Bennett 29J, Strasburg 31J, and Weld RE-3J School Districtst

As the 2020 school year wound down, the Children’s Hospital of Colorado declared a state of emergency for youth mental health. Atop already high needs, the impacts of COVID-19 were devastating, resulting in a 90% increase in demand for behavioral health treatment and the emergence of suicide as the number one cause of death for children in Colorado.

With fewer resources available, the mental health epidemic has been felt acutely in Colorado’s rural communities. To address this crisis, the neighboring, rural school districts of Bennett 29J, Strasburg 31J, and Weld RE-3J partnered to harness the unique position of schools in communities to strengthen social-emotional learning and provide mental health support for students, their families, and school staff.

With a grant from the Governor’s RISE fund – Response, Innovation, and Student Equity Education – the three school districts partnered with the evidence-based TRAILS (Transforming Research into Action to Improve the Lives of  Students) program to help them:

  • Raise mental health awareness for all students,
  • Provide support to students experiencing mental health difficulties, and
  • Improve their ability to identify and quickly connect students at risk of suicide to care.
TRAILS utilizes Cognitive Behavioral Therapy and Mindfulness the gold standard for improving mental health and promoting social emotional skills in both clinical and school settings

The Colorado Lab is supporting this effort, as well as the work of nine additional RISE grantees, to ensure the approaches being used grow to be effective in improving student and family outcomes.
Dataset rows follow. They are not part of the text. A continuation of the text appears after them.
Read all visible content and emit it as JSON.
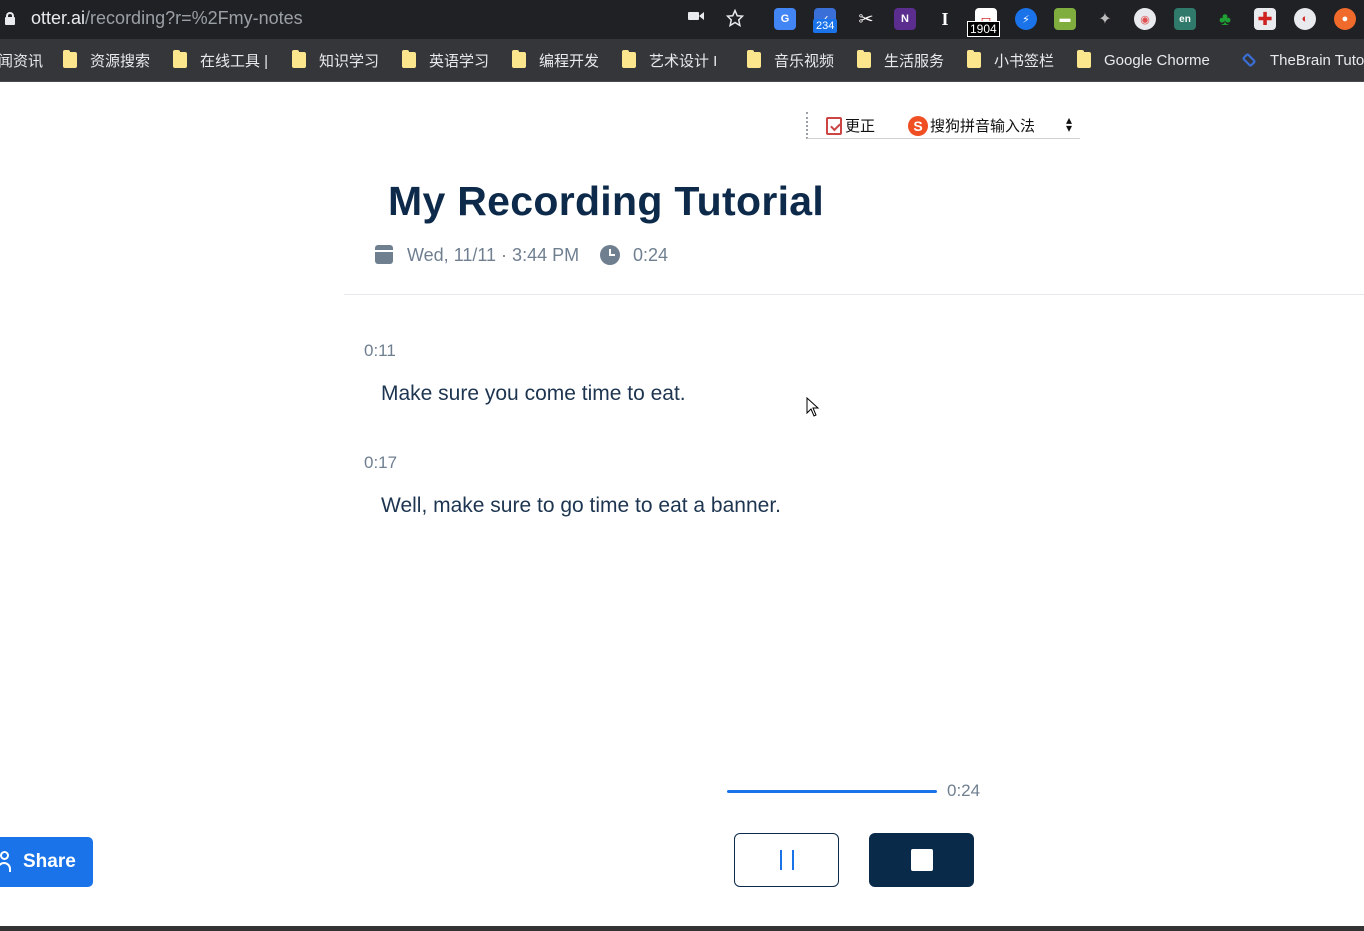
{
  "browser": {
    "url_host": "otter.ai",
    "url_path": "/recording?r=%2Fmy-notes",
    "extension_badges": [
      "234",
      "1904"
    ],
    "extension_icons": [
      "camera-icon",
      "star-icon",
      "google-translate-icon",
      "checker-icon",
      "scissors-icon",
      "onenote-icon",
      "text-cursor-icon",
      "calendar-extension-icon",
      "lightning-icon",
      "grass-icon",
      "pin-icon",
      "record-icon",
      "en-dictionary-icon",
      "evernote-icon",
      "medical-cross-icon",
      "chrome-color-icon",
      "orange-ball-icon"
    ]
  },
  "bookmarks": [
    {
      "label": "闻资讯"
    },
    {
      "label": "资源搜索"
    },
    {
      "label": "在线工具 |"
    },
    {
      "label": "知识学习"
    },
    {
      "label": "英语学习"
    },
    {
      "label": "编程开发"
    },
    {
      "label": "艺术设计 I"
    },
    {
      "label": "音乐视频"
    },
    {
      "label": "生活服务"
    },
    {
      "label": "小书签栏"
    },
    {
      "label": "Google Chorme"
    },
    {
      "label": "TheBrain Tuto"
    }
  ],
  "ime": {
    "correct_label": "更正",
    "sogou_label": "搜狗拼音输入法",
    "sogou_glyph": "S"
  },
  "recording": {
    "title": "My Recording Tutorial",
    "date": "Wed, 11/11 · 3:44 PM",
    "duration": "0:24"
  },
  "transcript": [
    {
      "timestamp": "0:11",
      "text": "Make sure you come time to eat."
    },
    {
      "timestamp": "0:17",
      "text": "Well, make sure to go time to eat a banner."
    }
  ],
  "player": {
    "elapsed": "0:24",
    "progress": 1.0
  },
  "share_label": "Share",
  "colors": {
    "title": "#0d2a4a",
    "accent": "#1a73e8",
    "stop_button": "#0a2a4a",
    "meta_text": "#6f7f90"
  }
}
To lay the groundwork for long-term project success and sustainability, the Lab works with partners to identify and engage an Implementation Team for each of the RISE-funded projects. These implementation teams actively support planning, execution, improvement, and sustainability of their RISE-funded project.
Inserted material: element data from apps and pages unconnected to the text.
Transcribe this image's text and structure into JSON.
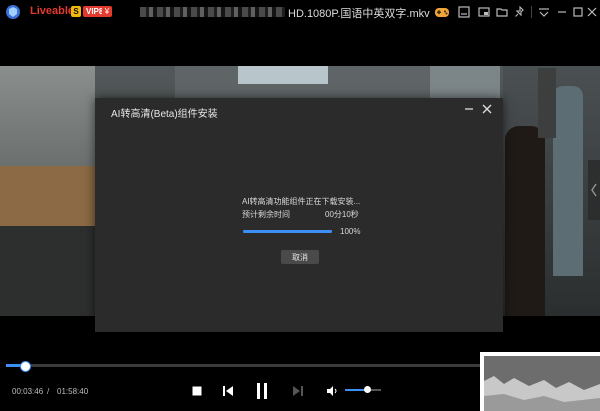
{
  "app": {
    "brand": "Liveable",
    "badge_s": "S",
    "badge_vip": "VIP8",
    "badge_extra": "¥",
    "file_title": "HD.1080P.国语中英双字.mkv"
  },
  "titlebar_icons": [
    "gamepad-icon",
    "minimize-mode-icon",
    "picture-in-picture-icon",
    "folder-icon",
    "pin-icon",
    "menu-icon",
    "minimize-icon",
    "maximize-icon",
    "close-icon"
  ],
  "dialog": {
    "title": "AI转高清(Beta)组件安装",
    "message": "AI转高清功能组件正在下载安装...",
    "remaining_label": "预计剩余时间",
    "remaining_value": "00分10秒",
    "progress": 1.0,
    "percent": "100%",
    "cancel_label": "取消"
  },
  "player": {
    "current_time": "00:03:46",
    "separator": "/",
    "total_time": "01:58:40",
    "seek_progress": 0.032,
    "volume": 0.6
  },
  "colors": {
    "accent": "#3d8ff5",
    "brand": "#e23a2f",
    "dialog_bg": "#2b2b2b"
  }
}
The implementation teams for Bennett, Strasburg, and Weld came together in person last month to coalesce, learn, and launch their work. The convening began with the districts’ superintendents thanking the team’s elementary- and secondary-level teachers and mental health professionals for their expertise and dedication in taking on this work and pledging their support for efforts to improve students’ and teachers’ lives and educational outcomes.

The Colorado Lab will share lessons learned through the RISE grant projects with other schools who might benefit from similar approaches. If you would like to learn more about the RISE project, contact Dr. Kristin Klopfenstein.

Colorado’s RISE Fund has awarded over $40 million to address the learning challenges in pre-K-12 through higher education related to the economic, social, and health impacts of COVID-19. The Colorado Lab supports these RISE grantees in the effective implementation and long-term success and sustainability of their projects.

  • A coalition of charter schools including AUL Denver, Colorado High School Charter, Academy 360, Girls Athletic Leadership Schools, RiseUp Community School, Highline Academy
  • Adams 14 School District
  • Bennett 29J, Strasburg 39J, and Weld RE-3J School Districts
  • Centennial BOCES
  • Bayfield, Silverton, Ignacio, Durango and Archuleta School Districts, with Pueblo Community College and Fort Lewis College
  • Montezuma-Cortez High School
  • Montrose County School District
  • New Legacy Charter School
  • Ute Mountain Ute Tribe
  • West Grand School District